Schematron's Six Basic Elements

There are only 6 basic elements in ISO Schematron which makes it very easy to learn, especially if you already know XPaths. (There are others, but these mainly just help construct nice user interfaces for validators.) Here is the basic structure

So here is a very small example. It is a mini-schema for Schematron.

<schema xmlns="">
 <title>A Schematron Mini-Schema for Schematron</title>
 <ns prefix="sch" uri="">
   <rule context="sch:schema">
     <assert test="sch:pattern"
     >A schema contains patterns.</assert>
     <assert test="sch:pattern/sch:rule[@context]"
     >A pattern is composed of rules.
     These rules should have context attributes.</assert>
     <assert test="sch:pattern/sch:rule/sch:assert[@test] 
or sch:pattern/sch:rule/sch:report[@test]" >A rule is composed of assert and report statements.
These rules should have a test attribute.
</assert> </rule> </pattern> </schema>

In that mini-schema, the rule element sets the context: the rule applies to any sch:schema element in a document. The rules say that there must be at least one child element sch:pattern, at least one child element sch:pattern with a child sch:rule with a context attribute, and at least one child element sch:pattern with a child sch:rule with a sch:assert or sch:reportwith a test attribute.

This is probably not the most useful schema: it only tells you what is wrong with an empty document rather than checking a full Schematron schema. However, it does show that there are many different kinds of schemas possible: some of them similar to DTDs and some of them very different.

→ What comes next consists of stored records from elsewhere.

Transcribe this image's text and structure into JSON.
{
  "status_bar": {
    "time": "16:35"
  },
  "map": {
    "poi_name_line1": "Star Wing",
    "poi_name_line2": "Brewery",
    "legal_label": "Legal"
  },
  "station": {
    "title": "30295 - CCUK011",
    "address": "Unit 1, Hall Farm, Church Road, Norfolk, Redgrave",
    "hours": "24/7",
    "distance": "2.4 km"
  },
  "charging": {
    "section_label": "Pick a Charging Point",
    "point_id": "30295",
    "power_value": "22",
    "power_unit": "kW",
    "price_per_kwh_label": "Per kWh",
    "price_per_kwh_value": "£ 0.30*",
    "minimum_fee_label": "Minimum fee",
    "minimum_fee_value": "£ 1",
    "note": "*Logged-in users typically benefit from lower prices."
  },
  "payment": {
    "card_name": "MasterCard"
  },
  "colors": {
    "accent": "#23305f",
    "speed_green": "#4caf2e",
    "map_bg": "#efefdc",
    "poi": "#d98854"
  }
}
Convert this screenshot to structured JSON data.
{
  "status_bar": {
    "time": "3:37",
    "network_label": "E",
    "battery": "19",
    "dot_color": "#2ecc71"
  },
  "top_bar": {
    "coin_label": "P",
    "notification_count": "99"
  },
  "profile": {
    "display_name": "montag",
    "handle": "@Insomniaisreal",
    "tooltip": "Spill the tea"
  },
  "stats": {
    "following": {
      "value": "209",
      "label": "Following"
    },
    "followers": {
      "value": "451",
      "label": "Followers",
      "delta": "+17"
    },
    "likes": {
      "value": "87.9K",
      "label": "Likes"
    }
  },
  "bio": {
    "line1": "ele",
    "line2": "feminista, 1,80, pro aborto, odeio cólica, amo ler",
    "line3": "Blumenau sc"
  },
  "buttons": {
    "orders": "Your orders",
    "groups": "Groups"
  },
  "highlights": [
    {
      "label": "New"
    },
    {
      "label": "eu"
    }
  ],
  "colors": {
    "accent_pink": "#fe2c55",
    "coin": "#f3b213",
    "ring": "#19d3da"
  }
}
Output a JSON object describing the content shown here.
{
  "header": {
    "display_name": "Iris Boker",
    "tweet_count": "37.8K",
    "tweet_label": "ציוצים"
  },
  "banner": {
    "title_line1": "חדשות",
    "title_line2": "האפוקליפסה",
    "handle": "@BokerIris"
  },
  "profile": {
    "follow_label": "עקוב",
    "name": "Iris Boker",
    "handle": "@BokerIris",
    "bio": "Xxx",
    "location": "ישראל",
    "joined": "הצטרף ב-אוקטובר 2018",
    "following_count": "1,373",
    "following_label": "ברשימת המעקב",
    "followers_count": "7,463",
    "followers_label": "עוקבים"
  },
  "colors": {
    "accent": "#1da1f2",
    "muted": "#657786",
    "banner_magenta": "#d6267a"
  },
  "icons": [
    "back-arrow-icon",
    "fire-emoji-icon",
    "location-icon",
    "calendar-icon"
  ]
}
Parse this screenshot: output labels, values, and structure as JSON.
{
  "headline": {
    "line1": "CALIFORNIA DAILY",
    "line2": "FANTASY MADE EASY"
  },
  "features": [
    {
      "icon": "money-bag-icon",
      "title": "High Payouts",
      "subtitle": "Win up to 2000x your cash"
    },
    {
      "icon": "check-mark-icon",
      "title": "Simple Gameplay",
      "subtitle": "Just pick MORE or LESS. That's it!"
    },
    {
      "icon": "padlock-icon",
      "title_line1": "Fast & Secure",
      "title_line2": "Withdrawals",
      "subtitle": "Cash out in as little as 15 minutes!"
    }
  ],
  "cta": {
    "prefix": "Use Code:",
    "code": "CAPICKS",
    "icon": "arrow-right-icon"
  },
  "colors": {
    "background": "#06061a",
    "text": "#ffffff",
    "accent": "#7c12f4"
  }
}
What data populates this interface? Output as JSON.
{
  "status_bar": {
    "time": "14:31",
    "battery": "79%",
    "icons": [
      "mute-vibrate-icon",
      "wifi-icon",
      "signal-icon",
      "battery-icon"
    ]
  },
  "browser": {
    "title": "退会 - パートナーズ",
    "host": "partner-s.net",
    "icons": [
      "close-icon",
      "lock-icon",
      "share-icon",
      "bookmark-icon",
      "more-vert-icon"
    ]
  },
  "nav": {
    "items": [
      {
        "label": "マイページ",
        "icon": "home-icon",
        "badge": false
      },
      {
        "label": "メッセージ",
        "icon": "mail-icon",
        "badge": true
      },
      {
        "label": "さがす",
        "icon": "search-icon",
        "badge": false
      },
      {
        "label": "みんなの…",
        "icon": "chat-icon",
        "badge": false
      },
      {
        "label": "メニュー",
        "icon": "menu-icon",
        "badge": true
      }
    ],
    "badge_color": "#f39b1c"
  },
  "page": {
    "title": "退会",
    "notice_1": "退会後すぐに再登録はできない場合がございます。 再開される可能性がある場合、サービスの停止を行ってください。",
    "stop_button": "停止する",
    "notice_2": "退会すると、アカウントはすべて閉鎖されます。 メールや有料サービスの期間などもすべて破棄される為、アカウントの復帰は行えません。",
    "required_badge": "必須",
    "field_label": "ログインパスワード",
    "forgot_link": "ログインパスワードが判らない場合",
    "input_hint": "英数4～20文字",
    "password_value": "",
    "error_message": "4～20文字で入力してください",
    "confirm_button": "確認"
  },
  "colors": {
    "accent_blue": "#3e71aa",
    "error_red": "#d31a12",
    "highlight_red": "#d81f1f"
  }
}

Schematron lets you perform many kinds of new validation!

Please note that as of 2004, existing implementations of Schematron use the pre-ISO namespace